The middle of the book is a wealth of great writing. “Headwaters”, “Turning Pro”, “The Adams Hatch”, and “Night-fishing” are all among my favorite outdoor essays. “Turning Pro” is, on the surface, an essay about Gierach’s experiences in attempting to become a professional fly tyer, but the essay is really a statement about how turning something you love into a business can destroy your love for that something. “The Adams Hatch” is an essay about a trip to the Frying Pan River with A.K. Best. This would be a relatively insignificant essay if it didn’t contain one of the funniest fishing stories that I’ve ever had the priviledge of reading. Once you read this, the statement “Leave my mother out of this” will never be the same for you. Insane and I use that statement all the time now whenever we are giving each other grief about one thing or other. “Night-fishing” falls along the same lines as “Headwaters.” Gierach relates the tale of a solo night-fishing trip. Gierach is a master at using understated imagery, and this story is a prime example. I feel like I’m there with him once again. In the process he manages to make statements about life on several fronts. I will restate my position that this is the kind of writing sorely missing from most fly fishing magazines. I know there is a place for dry technical writing about fly fishing, but most of the time, you could work that into a story that’s actually interesting to read if you gave a little effort.

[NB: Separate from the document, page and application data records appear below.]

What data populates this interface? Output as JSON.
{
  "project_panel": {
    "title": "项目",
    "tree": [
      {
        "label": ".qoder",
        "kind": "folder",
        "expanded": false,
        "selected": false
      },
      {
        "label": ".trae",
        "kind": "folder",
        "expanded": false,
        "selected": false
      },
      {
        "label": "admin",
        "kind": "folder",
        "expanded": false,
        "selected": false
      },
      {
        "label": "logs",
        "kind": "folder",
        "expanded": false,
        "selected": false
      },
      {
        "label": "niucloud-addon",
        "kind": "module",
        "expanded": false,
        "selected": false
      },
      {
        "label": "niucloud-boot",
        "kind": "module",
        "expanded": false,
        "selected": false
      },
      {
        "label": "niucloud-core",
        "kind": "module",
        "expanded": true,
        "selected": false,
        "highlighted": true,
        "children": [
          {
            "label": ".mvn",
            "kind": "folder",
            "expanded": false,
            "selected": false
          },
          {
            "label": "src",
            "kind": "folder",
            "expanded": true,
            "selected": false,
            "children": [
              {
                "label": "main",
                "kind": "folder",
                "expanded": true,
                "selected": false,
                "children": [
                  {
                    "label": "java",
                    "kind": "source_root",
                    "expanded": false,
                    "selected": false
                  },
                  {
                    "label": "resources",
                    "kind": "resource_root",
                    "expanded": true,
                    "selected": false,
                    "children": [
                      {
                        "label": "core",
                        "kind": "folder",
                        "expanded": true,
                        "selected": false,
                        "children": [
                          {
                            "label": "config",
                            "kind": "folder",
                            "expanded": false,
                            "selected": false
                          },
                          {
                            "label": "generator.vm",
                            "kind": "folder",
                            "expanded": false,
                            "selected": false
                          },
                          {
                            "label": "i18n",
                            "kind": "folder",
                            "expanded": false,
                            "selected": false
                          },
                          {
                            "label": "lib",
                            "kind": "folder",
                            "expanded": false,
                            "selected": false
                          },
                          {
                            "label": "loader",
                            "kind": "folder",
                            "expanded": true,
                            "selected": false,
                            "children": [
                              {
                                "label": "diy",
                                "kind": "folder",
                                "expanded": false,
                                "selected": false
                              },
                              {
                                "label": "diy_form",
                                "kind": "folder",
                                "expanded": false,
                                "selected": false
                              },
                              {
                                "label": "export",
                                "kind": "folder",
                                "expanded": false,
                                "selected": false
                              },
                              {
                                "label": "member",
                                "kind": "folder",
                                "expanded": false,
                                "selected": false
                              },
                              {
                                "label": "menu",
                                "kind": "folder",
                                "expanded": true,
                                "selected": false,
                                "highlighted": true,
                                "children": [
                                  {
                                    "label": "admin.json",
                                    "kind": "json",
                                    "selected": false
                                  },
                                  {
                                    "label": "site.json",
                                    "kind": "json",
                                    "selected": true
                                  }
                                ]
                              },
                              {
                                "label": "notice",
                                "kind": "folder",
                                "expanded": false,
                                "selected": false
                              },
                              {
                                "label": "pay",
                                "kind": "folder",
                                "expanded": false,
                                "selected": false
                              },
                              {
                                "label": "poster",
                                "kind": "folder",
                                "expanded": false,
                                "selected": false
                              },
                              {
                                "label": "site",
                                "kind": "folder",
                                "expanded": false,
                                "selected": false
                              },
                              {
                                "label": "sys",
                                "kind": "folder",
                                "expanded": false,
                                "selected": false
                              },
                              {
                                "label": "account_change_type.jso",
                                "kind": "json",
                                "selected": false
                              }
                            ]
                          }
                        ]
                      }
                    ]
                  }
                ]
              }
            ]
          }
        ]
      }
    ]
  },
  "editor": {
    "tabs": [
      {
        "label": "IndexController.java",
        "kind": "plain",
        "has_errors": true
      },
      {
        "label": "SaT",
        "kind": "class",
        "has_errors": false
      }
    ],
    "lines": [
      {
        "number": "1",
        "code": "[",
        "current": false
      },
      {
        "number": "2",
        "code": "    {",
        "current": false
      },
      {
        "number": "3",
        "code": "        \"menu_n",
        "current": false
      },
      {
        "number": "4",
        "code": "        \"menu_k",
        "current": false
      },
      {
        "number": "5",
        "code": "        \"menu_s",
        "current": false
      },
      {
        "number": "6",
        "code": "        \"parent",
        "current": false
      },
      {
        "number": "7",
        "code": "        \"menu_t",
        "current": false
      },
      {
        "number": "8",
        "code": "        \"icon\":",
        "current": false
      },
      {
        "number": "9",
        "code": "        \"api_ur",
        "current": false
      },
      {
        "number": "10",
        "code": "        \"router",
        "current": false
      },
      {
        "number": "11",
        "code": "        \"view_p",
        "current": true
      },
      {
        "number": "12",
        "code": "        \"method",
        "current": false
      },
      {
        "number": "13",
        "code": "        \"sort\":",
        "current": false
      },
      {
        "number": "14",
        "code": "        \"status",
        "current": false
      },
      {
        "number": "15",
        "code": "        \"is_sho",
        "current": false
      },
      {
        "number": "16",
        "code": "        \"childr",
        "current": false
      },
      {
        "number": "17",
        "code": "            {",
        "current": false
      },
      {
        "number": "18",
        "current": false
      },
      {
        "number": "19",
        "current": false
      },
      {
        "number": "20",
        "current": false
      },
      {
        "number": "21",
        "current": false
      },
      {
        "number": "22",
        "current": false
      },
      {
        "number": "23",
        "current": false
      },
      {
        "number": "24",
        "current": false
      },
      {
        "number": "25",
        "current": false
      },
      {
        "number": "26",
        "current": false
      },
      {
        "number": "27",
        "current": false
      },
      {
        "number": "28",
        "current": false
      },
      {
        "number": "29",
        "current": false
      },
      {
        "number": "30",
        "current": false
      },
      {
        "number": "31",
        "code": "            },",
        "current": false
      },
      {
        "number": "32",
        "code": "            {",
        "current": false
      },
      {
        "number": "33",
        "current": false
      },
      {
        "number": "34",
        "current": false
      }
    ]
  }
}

To conclude, buy Trout Bum and read it. It was a revelation for me. When I first picked it up, I had never read real outdoor “literature.” My reading had been restricted to articles and books that covered techniques, locations, and trout food. Gierach will teach you a little bit about all that other stuff, while entertaining you in the process. Highly recommended.